What are my attorney’s obligations?
An attorney is under a duty to act in your best interests, except as specifically authorised in the power of attorney document. An attorney must:
- Keep the attorney’s money and assets separate from your money and assets (unless you and your attorney are joint owners or operate joint bank accounts)
- Keep proper accounts and records of how the attorney handles your money and assets.
- The NSW Trustee & Guardian, or anyone interested in your welfare, can require the attorney to produce these accounts and records.
If the attorney does not carry out the obligations properly, they may have to compensate you.
Except where the power of attorney document says otherwise, the attorney cannot be paid for his or her work as attorney, although they can claim any out of-pocket expenses directly connected with carrying out their duties as your attorney. The attorney should keep receipts to prove these costs. If a solicitor, the NSW Trustee & Guardian, or a trustee company is appointed as attorney, the power of attorney document may contain a clause allowing them to charge a fee for acting or this may be covered by a separate agreement.
Can my attorney use my money for gifts or for their own benefit or the benefit of others?
An attorney cannot make any gift of your money or property unless the power of attorney form specifically allows the attorney to do so.
Allowable gifts are gifts to a relative or close friend of yours of a seasonal nature (for example, birthday, Christmas, or other religious occasion) or because of a special event (for example, birth or marriage). Also permitted are donations of the kind that you have made before or might reasonably be expected to make (for example, to a favourite charity).
However, the value of the gift or donation must be reasonable having regard to your financial circumstances and the size of your estate.
As with gifts, an attorney cannot use your money for their own benefit, or the benefit of any other person, unless the power of attorney document specifically allows the attorney to do so.
You can allow an attorney to use your money for housing, food, education, transportation and medical care for the attorney or a person nominated in the power of attorney (for example, your children).
Can I change my mind and cancel a power of attorney?
You can revoke (that is, cancel) a power of attorney at any time as long as you still have mental capacity. There is no set form for revoking a power of attorney – a letter will do. An attorney must not do any act or thing under the power of attorney if the attorney knows of the revocation.
There is no obligation to register the revocation, but if the power of attorney has been registered it is advisable to register the revocation. You should also inform your bank that it has been revoked as well as anyone else who might be expected to act on the faith of the power of attorney.
What happens if there is a dispute?
If there is a dispute involving a power of attorney and the people involved cannot settle it, they will have to go to either the NSW Civil and Administrative Tribunal or the Supreme Court.
Under the Powers of Attorney Act 2003 (NSW) both the Supreme Court and the NSW Civil and Administrative Tribunal have the power to review enduring powers of attorney. The NSW Civil and Administrative Tribunal is a faster and cheaper alternative to the Supreme Court for resolving disputes.
What about medical decisions?

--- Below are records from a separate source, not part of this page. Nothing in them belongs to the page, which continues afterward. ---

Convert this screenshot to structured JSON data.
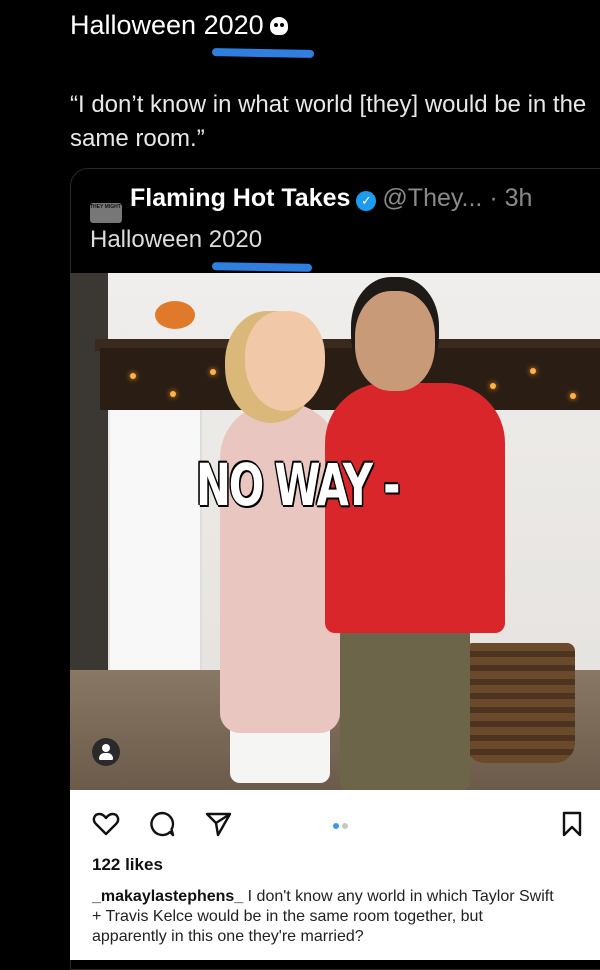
{
  "tweet": {
    "title": "Halloween 2020",
    "quote": "“I don’t know in what world [they] would be in the same room.”"
  },
  "quoted_tweet": {
    "avatar_text": "THEY MIGHTY CREW",
    "name": "Flaming Hot Takes",
    "handle": "@They...",
    "time": "· 3h",
    "text": "Halloween 2020"
  },
  "photo": {
    "overlay_text": "NO WAY -"
  },
  "instagram": {
    "likes": "122 likes",
    "caption_user": "_makaylastephens_",
    "caption_text": " I don't know any world in which Taylor Swift + Travis Kelce would be in the same room together, but apparently in this one they're married?"
  },
  "colors": {
    "underline_mark": "#2f7fe0",
    "verified_badge": "#1d9bf0",
    "carousel_active_dot": "#3897f0"
  }
}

In NSW, a power of attorney only authorises an attorney to act in connection with legal and financial matters such as bank accounts, shares, or property. It cannot be used to make medical or lifestyle decisions. If you want someone to make medical, treatment and other personal or lifestyle decisions for you, you should appoint an Enduring Guardian.
Do I have to register my power of attorney?
You must register your power of attorney if your attorney is going to sell, mortgage, lease, or otherwise deal with your real estate. Otherwise, it is not necessary to register it.
What about stamp duty?
In NSW, it is not necessary to pay stamp duty on general or enduring powers of attorney.